[INSTRUCTIONS FOR THE TASK] From the listing that follows, report the number of lines with the word "suka" in them, and no other output.

[DATA FOR ANALYSIS]
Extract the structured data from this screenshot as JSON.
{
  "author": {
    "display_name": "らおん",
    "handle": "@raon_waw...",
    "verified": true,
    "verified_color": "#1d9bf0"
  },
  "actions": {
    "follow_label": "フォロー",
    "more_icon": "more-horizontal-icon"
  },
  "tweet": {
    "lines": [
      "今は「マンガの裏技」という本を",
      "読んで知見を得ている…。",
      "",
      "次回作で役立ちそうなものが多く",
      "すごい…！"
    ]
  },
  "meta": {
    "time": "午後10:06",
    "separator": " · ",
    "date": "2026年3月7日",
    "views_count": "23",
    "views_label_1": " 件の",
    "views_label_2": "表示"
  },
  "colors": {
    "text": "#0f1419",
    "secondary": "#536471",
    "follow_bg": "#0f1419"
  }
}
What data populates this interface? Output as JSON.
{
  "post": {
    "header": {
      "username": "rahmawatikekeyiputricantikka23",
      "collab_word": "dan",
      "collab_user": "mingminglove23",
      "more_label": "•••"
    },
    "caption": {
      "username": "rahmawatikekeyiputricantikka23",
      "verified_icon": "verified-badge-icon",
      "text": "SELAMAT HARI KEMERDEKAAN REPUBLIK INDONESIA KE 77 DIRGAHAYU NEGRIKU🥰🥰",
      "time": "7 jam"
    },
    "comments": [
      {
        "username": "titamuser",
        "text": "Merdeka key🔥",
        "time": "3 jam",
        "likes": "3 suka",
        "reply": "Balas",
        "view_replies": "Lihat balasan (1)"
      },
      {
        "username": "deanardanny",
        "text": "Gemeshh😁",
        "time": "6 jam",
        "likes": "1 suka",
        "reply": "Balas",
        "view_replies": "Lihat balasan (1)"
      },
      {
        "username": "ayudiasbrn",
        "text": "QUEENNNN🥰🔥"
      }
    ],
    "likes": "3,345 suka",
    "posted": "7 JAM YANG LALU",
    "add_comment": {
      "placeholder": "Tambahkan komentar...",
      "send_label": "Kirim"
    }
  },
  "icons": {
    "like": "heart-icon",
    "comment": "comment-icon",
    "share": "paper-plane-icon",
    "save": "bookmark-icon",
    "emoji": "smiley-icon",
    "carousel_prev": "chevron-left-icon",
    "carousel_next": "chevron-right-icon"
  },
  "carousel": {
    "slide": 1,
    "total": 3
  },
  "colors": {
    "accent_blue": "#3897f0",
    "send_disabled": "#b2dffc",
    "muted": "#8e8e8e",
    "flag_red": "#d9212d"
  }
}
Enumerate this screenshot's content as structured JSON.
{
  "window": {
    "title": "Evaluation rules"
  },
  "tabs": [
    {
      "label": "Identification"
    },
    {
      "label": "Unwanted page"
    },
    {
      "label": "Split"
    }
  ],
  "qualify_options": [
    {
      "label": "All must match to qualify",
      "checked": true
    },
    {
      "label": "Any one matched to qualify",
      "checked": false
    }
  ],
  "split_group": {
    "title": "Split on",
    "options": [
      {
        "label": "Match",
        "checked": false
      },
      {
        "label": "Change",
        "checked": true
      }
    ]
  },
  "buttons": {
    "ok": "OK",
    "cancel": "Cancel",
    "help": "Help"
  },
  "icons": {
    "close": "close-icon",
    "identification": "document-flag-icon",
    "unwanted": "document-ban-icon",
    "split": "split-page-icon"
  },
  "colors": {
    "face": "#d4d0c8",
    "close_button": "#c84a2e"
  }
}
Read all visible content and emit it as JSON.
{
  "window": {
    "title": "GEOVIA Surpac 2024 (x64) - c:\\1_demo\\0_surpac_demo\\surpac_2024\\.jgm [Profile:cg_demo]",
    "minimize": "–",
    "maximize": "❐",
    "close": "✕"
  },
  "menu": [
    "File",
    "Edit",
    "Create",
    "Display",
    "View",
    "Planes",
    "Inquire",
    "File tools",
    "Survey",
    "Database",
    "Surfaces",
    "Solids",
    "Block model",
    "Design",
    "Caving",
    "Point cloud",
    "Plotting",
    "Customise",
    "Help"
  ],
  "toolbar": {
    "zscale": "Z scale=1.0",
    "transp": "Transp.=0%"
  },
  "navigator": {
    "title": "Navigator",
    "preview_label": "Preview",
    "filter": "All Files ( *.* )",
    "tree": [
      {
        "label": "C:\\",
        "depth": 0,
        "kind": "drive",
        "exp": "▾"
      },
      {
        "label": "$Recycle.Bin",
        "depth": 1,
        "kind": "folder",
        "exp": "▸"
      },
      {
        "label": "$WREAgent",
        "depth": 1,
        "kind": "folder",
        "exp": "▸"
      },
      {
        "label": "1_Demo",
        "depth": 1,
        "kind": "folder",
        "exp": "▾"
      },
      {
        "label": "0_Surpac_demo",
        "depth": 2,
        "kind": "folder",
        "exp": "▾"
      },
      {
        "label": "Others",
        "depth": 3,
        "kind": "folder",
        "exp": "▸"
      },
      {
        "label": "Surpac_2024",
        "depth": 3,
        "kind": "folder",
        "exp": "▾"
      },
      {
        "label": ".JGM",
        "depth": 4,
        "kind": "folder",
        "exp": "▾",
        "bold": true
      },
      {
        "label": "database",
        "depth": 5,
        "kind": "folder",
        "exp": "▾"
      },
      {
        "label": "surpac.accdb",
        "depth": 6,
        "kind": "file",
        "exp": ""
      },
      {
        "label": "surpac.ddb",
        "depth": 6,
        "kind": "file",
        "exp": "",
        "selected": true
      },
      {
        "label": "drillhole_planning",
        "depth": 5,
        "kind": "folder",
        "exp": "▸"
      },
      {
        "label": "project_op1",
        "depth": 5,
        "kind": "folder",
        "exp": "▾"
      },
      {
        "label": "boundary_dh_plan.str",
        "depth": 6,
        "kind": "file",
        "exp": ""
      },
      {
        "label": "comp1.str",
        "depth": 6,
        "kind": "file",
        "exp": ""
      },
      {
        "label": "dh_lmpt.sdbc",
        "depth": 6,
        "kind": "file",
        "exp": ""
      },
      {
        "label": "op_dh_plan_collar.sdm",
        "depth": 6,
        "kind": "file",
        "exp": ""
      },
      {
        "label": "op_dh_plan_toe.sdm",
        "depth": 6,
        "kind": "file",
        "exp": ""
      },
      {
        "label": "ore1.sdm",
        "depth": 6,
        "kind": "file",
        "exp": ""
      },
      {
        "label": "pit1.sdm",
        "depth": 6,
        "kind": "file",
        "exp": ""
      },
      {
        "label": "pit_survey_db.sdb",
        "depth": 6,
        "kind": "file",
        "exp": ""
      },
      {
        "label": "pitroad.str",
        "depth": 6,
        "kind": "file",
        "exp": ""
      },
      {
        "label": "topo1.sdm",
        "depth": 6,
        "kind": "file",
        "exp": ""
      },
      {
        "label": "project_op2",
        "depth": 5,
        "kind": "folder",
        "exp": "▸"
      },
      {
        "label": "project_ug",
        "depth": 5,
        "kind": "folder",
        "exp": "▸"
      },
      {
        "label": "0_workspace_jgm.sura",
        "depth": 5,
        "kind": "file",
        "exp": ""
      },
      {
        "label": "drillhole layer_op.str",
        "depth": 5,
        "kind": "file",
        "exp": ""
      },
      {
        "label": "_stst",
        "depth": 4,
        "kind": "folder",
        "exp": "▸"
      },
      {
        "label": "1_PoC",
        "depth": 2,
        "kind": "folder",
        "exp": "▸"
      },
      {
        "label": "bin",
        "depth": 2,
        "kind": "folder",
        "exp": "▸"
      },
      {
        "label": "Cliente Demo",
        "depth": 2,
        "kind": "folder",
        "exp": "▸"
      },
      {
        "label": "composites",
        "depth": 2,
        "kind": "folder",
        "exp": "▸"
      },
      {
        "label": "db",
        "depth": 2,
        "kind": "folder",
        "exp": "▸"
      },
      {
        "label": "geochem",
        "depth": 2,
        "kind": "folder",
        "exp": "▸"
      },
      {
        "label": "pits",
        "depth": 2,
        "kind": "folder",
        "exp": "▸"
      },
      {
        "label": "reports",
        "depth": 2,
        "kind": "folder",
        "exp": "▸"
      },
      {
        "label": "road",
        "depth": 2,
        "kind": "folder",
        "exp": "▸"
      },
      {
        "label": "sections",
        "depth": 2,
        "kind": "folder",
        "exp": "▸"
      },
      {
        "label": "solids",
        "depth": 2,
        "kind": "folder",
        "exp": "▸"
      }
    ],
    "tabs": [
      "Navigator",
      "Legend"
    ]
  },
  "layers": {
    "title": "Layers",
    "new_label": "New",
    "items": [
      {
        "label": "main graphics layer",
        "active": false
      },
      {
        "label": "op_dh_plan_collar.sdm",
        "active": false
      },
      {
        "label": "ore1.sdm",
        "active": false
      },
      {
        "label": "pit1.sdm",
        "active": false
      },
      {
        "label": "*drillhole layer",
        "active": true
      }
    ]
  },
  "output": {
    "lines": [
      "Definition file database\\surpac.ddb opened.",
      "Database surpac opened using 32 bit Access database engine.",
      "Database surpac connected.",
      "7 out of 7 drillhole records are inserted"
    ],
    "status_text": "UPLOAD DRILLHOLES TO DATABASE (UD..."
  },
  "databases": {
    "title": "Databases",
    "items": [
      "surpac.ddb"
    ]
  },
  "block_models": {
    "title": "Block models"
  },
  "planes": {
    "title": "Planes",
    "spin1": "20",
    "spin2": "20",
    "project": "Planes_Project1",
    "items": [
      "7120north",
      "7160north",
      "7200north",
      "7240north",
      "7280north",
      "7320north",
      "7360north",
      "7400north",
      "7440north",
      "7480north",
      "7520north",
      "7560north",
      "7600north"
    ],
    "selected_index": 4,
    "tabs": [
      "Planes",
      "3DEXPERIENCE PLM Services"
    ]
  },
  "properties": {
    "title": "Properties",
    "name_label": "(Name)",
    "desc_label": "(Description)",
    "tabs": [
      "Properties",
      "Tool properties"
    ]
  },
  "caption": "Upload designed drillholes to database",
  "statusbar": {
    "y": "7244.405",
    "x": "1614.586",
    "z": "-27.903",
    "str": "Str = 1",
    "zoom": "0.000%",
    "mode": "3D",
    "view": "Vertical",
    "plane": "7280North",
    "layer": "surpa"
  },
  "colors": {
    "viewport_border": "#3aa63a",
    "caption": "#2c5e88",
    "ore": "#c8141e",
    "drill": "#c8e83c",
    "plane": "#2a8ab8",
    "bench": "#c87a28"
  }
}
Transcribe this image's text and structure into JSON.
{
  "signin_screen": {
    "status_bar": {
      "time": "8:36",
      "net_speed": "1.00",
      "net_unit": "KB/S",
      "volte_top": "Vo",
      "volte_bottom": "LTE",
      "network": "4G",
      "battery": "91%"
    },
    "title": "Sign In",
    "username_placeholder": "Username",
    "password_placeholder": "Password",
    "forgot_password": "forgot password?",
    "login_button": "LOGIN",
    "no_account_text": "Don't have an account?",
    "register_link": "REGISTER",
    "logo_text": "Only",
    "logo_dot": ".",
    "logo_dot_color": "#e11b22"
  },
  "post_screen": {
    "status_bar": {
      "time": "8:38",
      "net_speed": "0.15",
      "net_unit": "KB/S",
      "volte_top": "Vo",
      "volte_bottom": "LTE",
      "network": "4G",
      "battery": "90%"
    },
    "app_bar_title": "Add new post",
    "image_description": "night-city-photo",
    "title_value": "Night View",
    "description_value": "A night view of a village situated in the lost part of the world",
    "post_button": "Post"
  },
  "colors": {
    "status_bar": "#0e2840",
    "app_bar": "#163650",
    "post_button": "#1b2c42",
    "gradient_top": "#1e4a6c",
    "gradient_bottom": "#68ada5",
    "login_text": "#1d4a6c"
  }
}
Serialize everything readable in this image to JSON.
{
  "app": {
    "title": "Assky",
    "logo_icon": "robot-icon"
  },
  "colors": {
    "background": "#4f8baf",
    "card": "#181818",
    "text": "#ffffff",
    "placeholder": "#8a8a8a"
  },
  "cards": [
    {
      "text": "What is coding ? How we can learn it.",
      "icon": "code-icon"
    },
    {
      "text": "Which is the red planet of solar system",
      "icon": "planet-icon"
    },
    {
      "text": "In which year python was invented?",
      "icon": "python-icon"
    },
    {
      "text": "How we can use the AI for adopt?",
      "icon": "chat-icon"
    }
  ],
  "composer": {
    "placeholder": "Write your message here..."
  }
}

[SOLVED EXERCISE] 3